Oh, and then, there would be the handy rules-appendix, which codifies heat dangers, boiling water and steam, smoke effects, catching on fire and expands heated metal by providing 5 stages of heat, with modifications to hardness, damage while wearing it, damage to item caused and conditions incurred when used. Similarly nice: Molten material. Once again pure genius, though, would be the concise rules that allow for a fire hazard to be treated as pretty much a creature in combat, providing concise and captivating rules for encounters that are based on fire-control/escaping the flames, etc.
Editing and formatting are very good, I noticed no significant glitches that would truly hamper the content herein, though I did notice some minor formatting hiccups. Layout adheres to Fat Goblin games’ two-column full-color standard and the pdf has solid, nice full-color artwork. The pdf has no bookmarks, which constitutes an unfortunate comfort-detriment.

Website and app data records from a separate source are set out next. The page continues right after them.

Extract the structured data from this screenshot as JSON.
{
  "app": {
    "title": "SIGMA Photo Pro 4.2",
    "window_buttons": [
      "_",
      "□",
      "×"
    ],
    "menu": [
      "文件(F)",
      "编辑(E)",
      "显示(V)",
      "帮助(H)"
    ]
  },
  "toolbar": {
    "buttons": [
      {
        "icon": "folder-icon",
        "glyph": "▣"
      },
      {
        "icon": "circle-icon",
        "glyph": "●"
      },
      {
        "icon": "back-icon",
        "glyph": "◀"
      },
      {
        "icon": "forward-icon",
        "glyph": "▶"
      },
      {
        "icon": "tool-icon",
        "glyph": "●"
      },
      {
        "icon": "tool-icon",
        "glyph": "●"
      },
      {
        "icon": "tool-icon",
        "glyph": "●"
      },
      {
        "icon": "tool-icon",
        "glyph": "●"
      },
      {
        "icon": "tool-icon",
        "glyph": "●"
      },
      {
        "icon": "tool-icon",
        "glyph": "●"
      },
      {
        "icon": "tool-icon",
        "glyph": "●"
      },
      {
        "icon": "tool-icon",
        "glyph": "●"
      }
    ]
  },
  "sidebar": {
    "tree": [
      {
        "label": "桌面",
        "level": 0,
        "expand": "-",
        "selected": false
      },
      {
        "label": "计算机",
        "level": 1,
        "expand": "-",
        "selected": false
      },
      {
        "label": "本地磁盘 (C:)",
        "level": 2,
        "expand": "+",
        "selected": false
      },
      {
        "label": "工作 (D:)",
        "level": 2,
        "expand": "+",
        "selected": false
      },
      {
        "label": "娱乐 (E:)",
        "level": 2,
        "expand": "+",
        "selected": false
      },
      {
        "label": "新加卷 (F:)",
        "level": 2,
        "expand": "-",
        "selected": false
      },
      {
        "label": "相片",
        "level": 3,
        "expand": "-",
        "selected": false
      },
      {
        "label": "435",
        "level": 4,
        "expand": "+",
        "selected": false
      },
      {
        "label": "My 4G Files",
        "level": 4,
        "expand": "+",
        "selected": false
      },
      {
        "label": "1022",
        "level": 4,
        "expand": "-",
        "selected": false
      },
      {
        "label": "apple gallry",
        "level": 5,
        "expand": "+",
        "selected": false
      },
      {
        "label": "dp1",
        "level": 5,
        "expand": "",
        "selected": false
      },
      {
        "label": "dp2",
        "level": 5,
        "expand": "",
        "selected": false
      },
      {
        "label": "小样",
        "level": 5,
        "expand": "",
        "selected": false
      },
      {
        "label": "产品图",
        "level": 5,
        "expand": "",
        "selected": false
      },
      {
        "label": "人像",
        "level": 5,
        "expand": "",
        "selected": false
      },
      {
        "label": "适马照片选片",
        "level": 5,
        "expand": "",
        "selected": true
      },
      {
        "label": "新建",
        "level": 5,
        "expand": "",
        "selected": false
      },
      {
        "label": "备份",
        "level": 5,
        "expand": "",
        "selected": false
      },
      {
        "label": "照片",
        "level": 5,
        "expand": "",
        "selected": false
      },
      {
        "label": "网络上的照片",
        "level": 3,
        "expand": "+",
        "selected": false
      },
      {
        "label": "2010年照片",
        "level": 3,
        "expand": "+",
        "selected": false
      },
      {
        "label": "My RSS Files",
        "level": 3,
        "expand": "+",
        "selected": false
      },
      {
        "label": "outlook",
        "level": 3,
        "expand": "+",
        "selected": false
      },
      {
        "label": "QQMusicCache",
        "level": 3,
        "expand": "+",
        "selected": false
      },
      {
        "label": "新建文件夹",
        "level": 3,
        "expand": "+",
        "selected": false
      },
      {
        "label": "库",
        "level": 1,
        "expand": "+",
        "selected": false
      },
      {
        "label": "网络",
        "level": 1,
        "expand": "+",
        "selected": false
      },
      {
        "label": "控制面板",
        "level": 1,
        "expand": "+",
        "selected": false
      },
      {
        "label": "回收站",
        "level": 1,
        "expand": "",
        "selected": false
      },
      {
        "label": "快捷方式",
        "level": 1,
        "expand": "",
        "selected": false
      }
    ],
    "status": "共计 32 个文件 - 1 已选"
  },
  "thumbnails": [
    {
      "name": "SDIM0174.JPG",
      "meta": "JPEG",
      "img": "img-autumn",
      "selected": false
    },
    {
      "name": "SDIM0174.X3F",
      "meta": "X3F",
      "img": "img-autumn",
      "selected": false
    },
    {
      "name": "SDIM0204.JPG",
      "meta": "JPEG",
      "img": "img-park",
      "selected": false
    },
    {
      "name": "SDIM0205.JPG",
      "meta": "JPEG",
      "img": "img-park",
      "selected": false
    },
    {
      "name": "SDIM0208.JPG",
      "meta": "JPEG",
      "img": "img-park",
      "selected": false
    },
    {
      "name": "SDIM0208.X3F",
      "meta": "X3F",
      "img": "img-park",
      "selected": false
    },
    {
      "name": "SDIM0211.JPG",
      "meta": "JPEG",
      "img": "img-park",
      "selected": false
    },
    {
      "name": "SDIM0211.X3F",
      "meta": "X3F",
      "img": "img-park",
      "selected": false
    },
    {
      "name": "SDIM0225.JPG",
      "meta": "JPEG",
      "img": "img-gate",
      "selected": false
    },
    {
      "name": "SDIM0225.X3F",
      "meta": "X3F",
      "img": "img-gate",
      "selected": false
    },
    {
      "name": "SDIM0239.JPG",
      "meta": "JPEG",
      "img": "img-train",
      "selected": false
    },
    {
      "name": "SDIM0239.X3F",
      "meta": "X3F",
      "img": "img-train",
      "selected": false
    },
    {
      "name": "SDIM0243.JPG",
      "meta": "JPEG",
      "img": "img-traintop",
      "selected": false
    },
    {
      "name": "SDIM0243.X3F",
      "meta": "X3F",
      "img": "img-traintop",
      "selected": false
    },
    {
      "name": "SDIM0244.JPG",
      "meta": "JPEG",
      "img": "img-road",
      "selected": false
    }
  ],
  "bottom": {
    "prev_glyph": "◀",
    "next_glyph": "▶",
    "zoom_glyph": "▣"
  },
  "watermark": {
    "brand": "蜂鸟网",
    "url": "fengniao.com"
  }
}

Lucus Palosaari has written a massive book on perhaps one of the most one-dimensional topics I could imagine – and he has wrested brilliance from its kindling-dry set-up. I expected to see heat-conductive material herein; even flame made into material. I expected the comprehensive, handy collection of material. What I did not expect, in any way, was how much I’d enjoy this supplement. From the firestarting-rules to the heating-stages of metal and finally, the rules for fire as a creature-like hazard to be fought – all supplemented by solid math, well-crafted components…wow.
You see, the subject matter isn’t that versatile – what Lucus Palosaari has wrought from it is truly impressive to me: The alchemical items, magical items and the like are solid, sure, but alone they are, at least to me, as smart as they sometimes are, no book-sellers. Not even the smarter ones, though some “solid, but kind of unremarkable” ones can be found herein. But the three aforementioned innovations account for A LOT. Basically, this is the comprehensive fire-manual for Pathfinder and its brilliant components and ideas, sporting no less than 3 “why hasn’t this been done before”-moments and to me, they even offset the annoying lack of bookmarks.

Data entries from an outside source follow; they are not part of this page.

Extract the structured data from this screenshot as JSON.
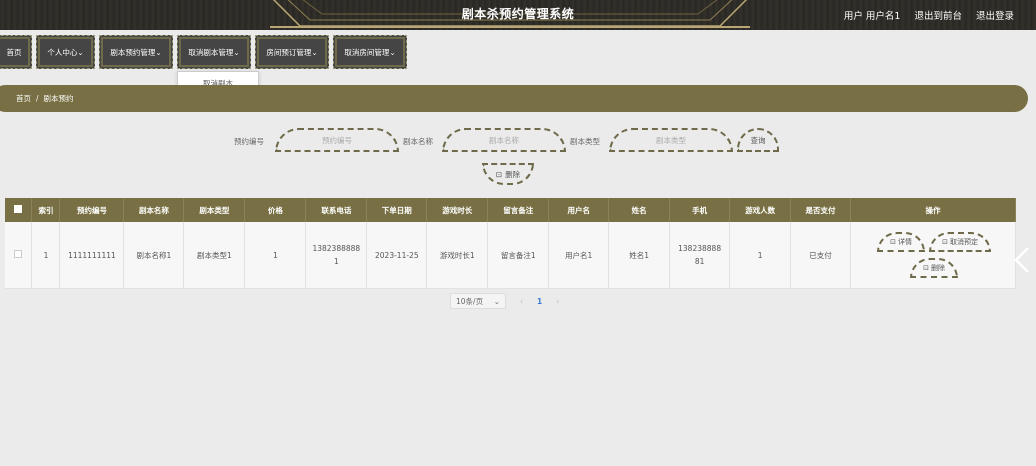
{
  "header": {
    "title": "剧本杀预约管理系统",
    "user_label": "用户 用户名1",
    "to_front": "退出到前台",
    "logout": "退出登录"
  },
  "nav": {
    "items": [
      {
        "label": "首页"
      },
      {
        "label": "个人中心"
      },
      {
        "label": "剧本预约管理"
      },
      {
        "label": "取消剧本管理"
      },
      {
        "label": "房间预订管理"
      },
      {
        "label": "取消房间管理"
      }
    ],
    "dropdown_item": "取消剧本"
  },
  "breadcrumb": {
    "home": "首页",
    "sep": "/",
    "current": "剧本预约"
  },
  "search": {
    "field1_label": "预约编号",
    "field1_placeholder": "预约编号",
    "field2_label": "剧本名称",
    "field2_placeholder": "剧本名称",
    "field3_label": "剧本类型",
    "field3_placeholder": "剧本类型",
    "query_button": "查询",
    "delete_button": "删除"
  },
  "table": {
    "headers": [
      "索引",
      "预约编号",
      "剧本名称",
      "剧本类型",
      "价格",
      "联系电话",
      "下单日期",
      "游戏时长",
      "留言备注",
      "用户名",
      "姓名",
      "手机",
      "游戏人数",
      "是否支付",
      "操作"
    ],
    "rows": [
      {
        "index": "1",
        "order_no": "1111111111",
        "script_name": "剧本名称1",
        "script_type": "剧本类型1",
        "price": "1",
        "contact_phone": "13823888881",
        "order_date": "2023-11-25",
        "duration": "游戏时长1",
        "remark": "留言备注1",
        "username": "用户名1",
        "name": "姓名1",
        "mobile": "13823888881",
        "players": "1",
        "paid": "已支付",
        "op_detail": "详情",
        "op_cancel": "取消预定",
        "op_delete": "删除"
      }
    ]
  },
  "pager": {
    "size": "10条/页",
    "current": "1"
  },
  "colors": {
    "accent": "#787044",
    "nav_bg": "#454545",
    "header_bg": "#2a2825"
  }
}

Let me state this clearly: This is a glorious resource on the theme of fire. I don’t want to miss this book at my table anymore and it is really handy to have as a reference tome for GMs – I’ll be consulting this time and again in the future. In particular survival-focused ´borderlands/wilderness-campaigns will have a field day with this book. That being said, I really do think the “torch”-component could have used some additional coverage and would have considered that more interesting than the fireball necklaces – but that’s, in the end, my personal opinion and will thus not feature in the final verdict.

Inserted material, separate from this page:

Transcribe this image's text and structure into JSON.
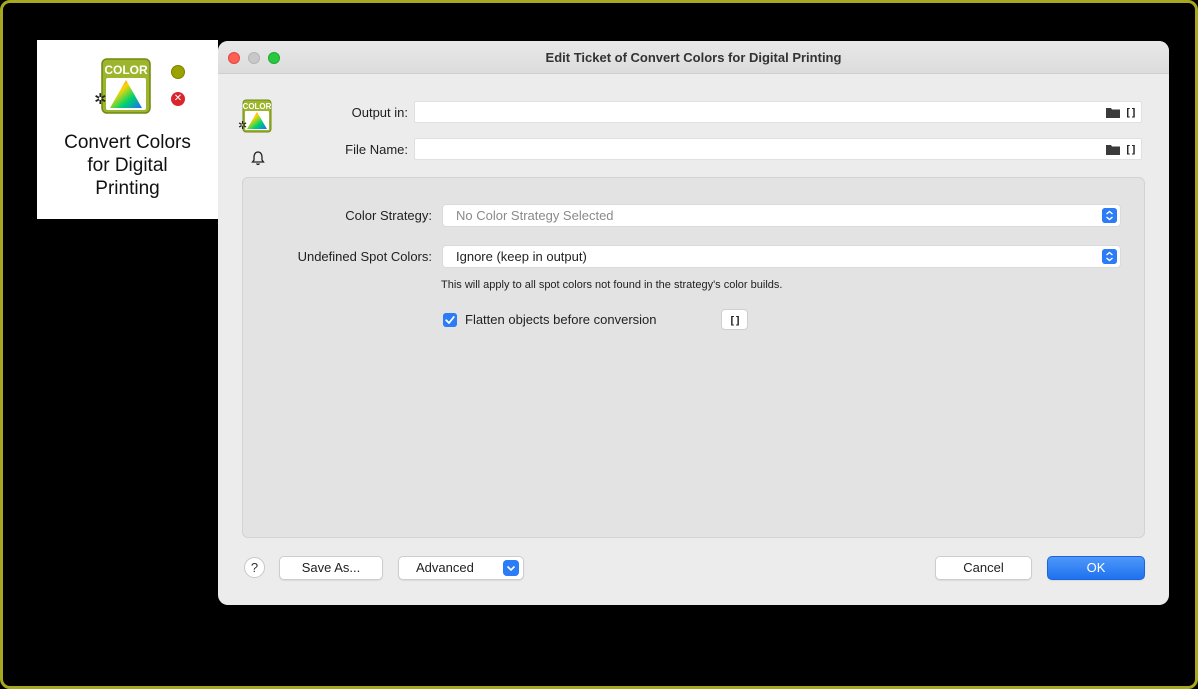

After some careful deliberation, my final verdict will clock in at 4.5 stars, rounded up to 5 for the purpose of this platform…missing my seal only by a tiny margin. This is an excellent resource I can recommend getting and a book that makes handling fires so much more compelling.